In my clinical opinion, if we don’t learn to locate and acknowledge feelings and allow for our authentic emotions to be communicated within ourselves and in relationship, that ignored feeling in our bodies can cause dis-ease. At the very least, they will come out sideways and in a passive-aggressive way which can cause harm to the people we care about and to ourselves. At worst, they can actually lead to chronic ailments and a diminished immune system which can lead to all types of issues. Repressing emotions can leave us feeling disconnected, confused, depressed, and/or anxious.

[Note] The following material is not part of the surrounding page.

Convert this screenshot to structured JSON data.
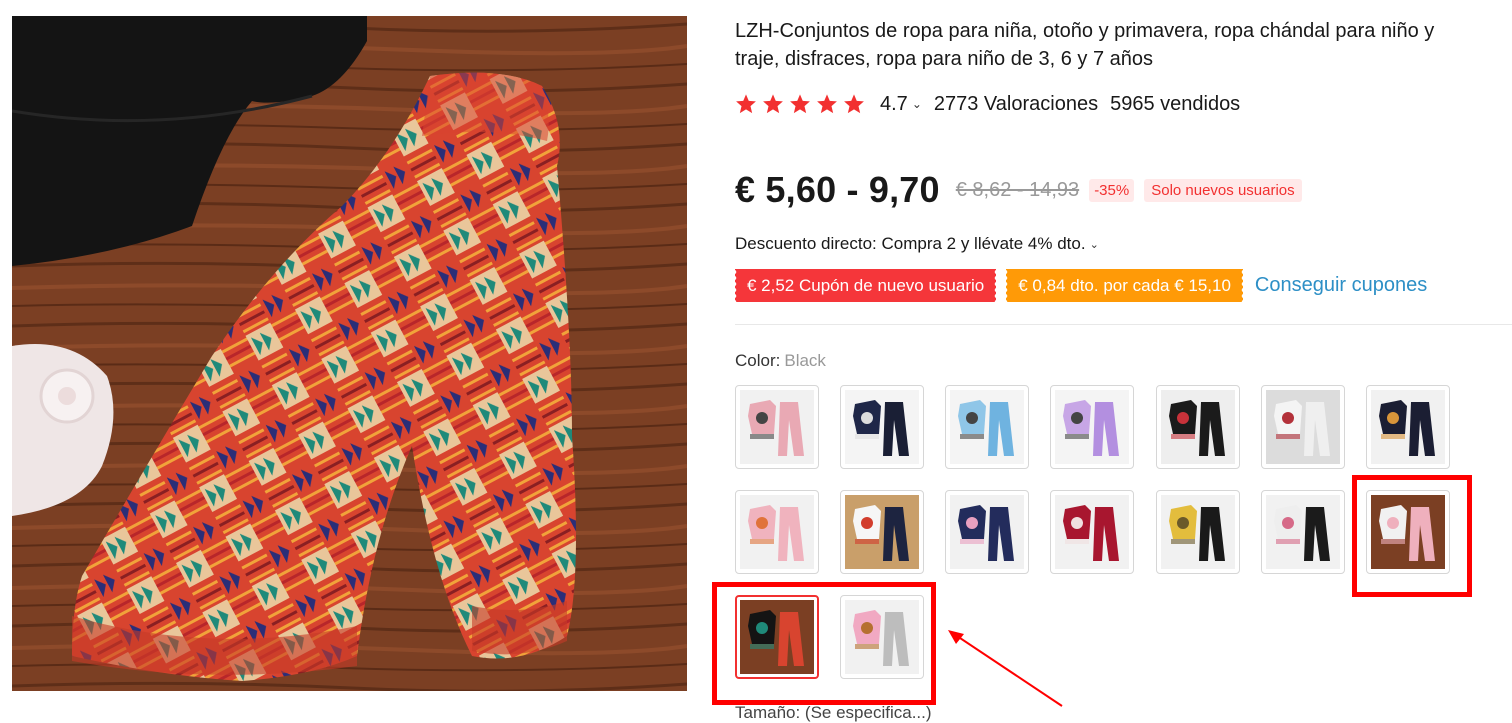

Some people fear that once they let a difficult emotion in, they will feel that way forever; or they cut the emotion off because they don’t like the actions or behaviors that typically go along with that feeling or emotion. I have heard it said that emotions “just want to live their little lives.” Emotions come and they go. So do feelings. Once they are really felt and acknowledged, they will change and shift. They are not made to stay forever.
Think of it this way: E=energy so E-motions are energy in motion. They want and need to move! The trick is to uncouple the potentially harmful, destructive, or counterproductive actions and behaviors from the feelings in the body. Anger does not need to yell and throw things. Sadness does not need to completely break down and cry until it hurts.
This means that the work is then in finding ways to tolerate uncomfortable or even painful feelings in the body so that we are not driven to enact less than desirable behaviors in order to move the discomfort or to displace it (meaning take it out on someone else). It can be done! This change can happen and it can allow for more room to be with your own experience in a way that you are actually needing.
6 Reasons Why Differentiating Feelings and Emotions Can be Helpful
- You may have a feeling come up and struggle to name what the emotion is. This is a moment when sticking with sensation words could help to define what’s happening for you and eventually lead to defining the emotion.
- It can be helpful, at times, to stick just with emotion words for clarity of communication as we all have a context for what it means to be sad, for example. In contrast we may have different ideas about feeling tingly in our chest.
- Naming an emotion you are experiencing takes vulnerability which can support interpersonal connection and build empathy and understanding in relationship.
- Identifying and staying with the sensations before labeling them with an emotion can leave room for the experience. This way, we get a chance to feel what we feel without judgement or ideas about certain emotions that can inhibit the process and can even serve to shut it down.
- Naming the emotion can create a container around intense feelings that may feel overwhelming. Defining your experience in this way can help to get space from the felt sensations but still support processing and self understanding.
- Focusing on feelings and sensations without categorizing them into an emotion can present opportunities to express yourself with more flexibility and nuance rather than act out old patterns connected to specific emotions.
In the end, both feelings and emotions are so integral to self understanding, clear and effective communication, and building compassion and empathy for self and others. It can feel like scary work to be in touch with this part of yourself, but it is so worth it. Understanding your own feelings, sensations, and emotional landscape can change many aspects of your life.